PROBLEM DESCRIPTION:
Records follow. Pull out every line that contains "icon".

GIVEN RECORDS START

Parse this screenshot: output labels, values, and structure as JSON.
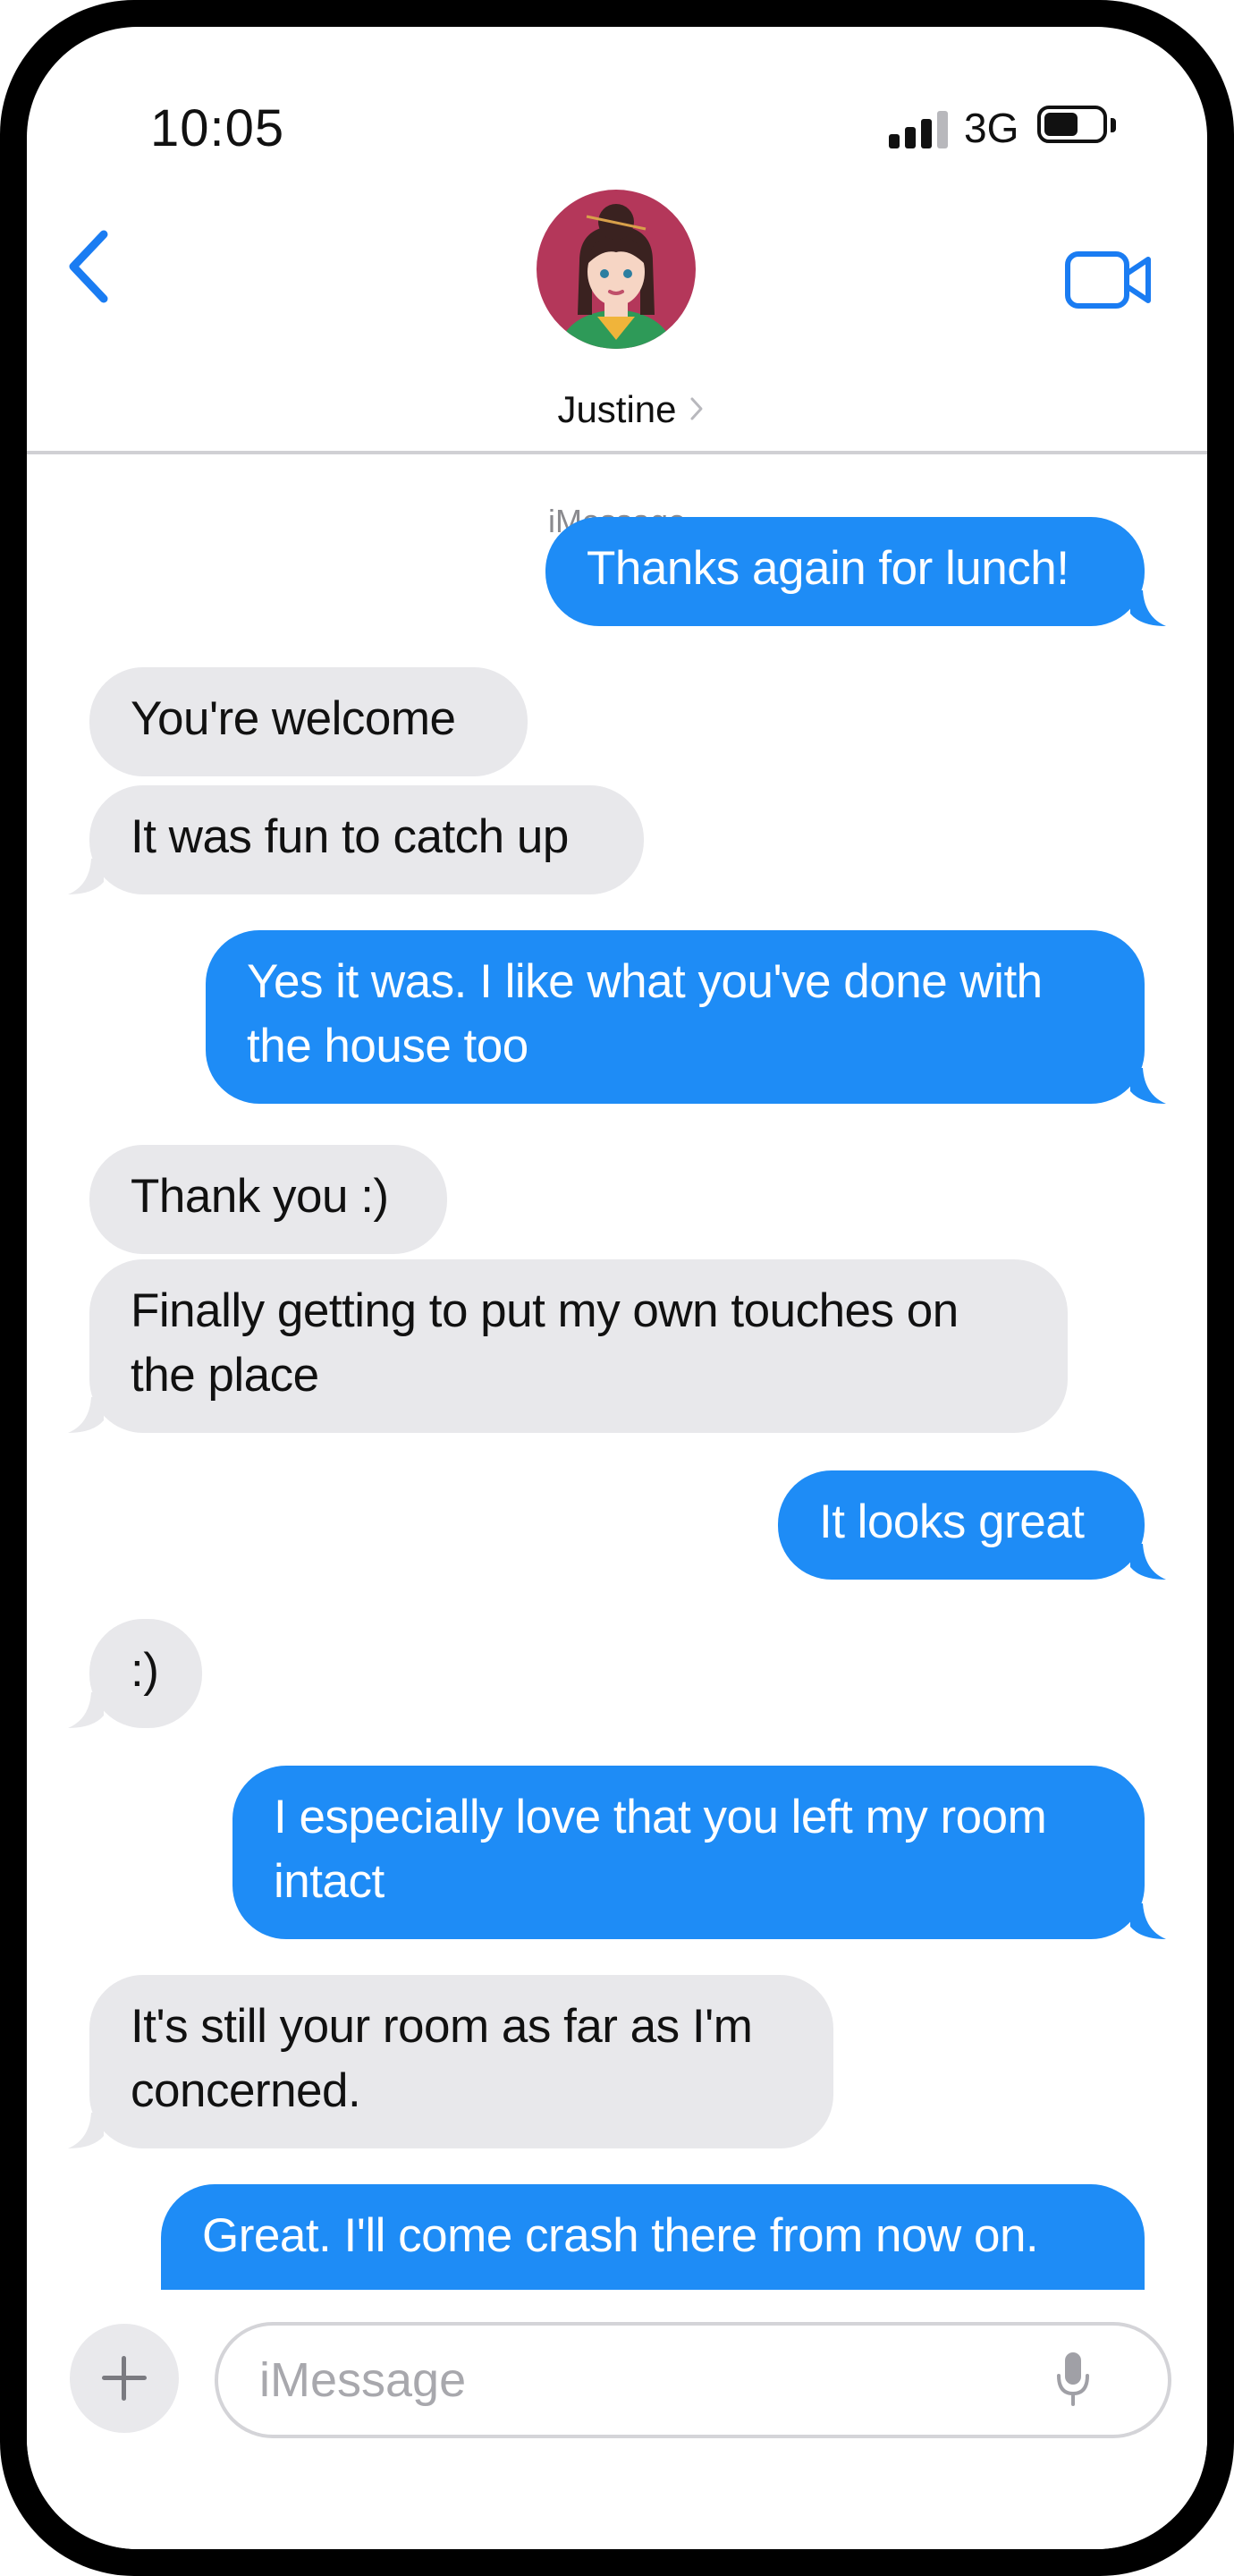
{
  "status_bar": {
    "time": "10:05",
    "network": "3G",
    "battery_level": 0.6
  },
  "header": {
    "contact_name": "Justine",
    "back_icon": "chevron-left-icon",
    "video_icon": "video-camera-icon"
  },
  "conversation": {
    "service_label": "iMessage",
    "messages": [
      {
        "from": "me",
        "text": "Thanks again for lunch!"
      },
      {
        "from": "them",
        "text": "You're welcome"
      },
      {
        "from": "them",
        "text": "It was fun to catch up"
      },
      {
        "from": "me",
        "text": "Yes it was.  I like what you've done with the house too"
      },
      {
        "from": "them",
        "text": "Thank you :)"
      },
      {
        "from": "them",
        "text": "Finally getting to put my own touches on the place"
      },
      {
        "from": "me",
        "text": "It looks great"
      },
      {
        "from": "them",
        "text": ":)"
      },
      {
        "from": "me",
        "text": "I especially love that you left my room intact"
      },
      {
        "from": "them",
        "text": "It's still your room as far as I'm concerned."
      },
      {
        "from": "me",
        "text": "Great.  I'll come crash there from now on."
      }
    ]
  },
  "composer": {
    "placeholder": "iMessage",
    "add_icon": "plus-icon",
    "mic_icon": "microphone-icon"
  },
  "colors": {
    "outgoing_bubble": "#1e8cf6",
    "incoming_bubble": "#e8e8eb",
    "accent": "#1a7cf2"
  }
}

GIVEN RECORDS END

SOLUTION BELOW:
    "back_icon": "chevron-left-icon",
    "video_icon": "video-camera-icon"
    "add_icon": "plus-icon",
    "mic_icon": "microphone-icon"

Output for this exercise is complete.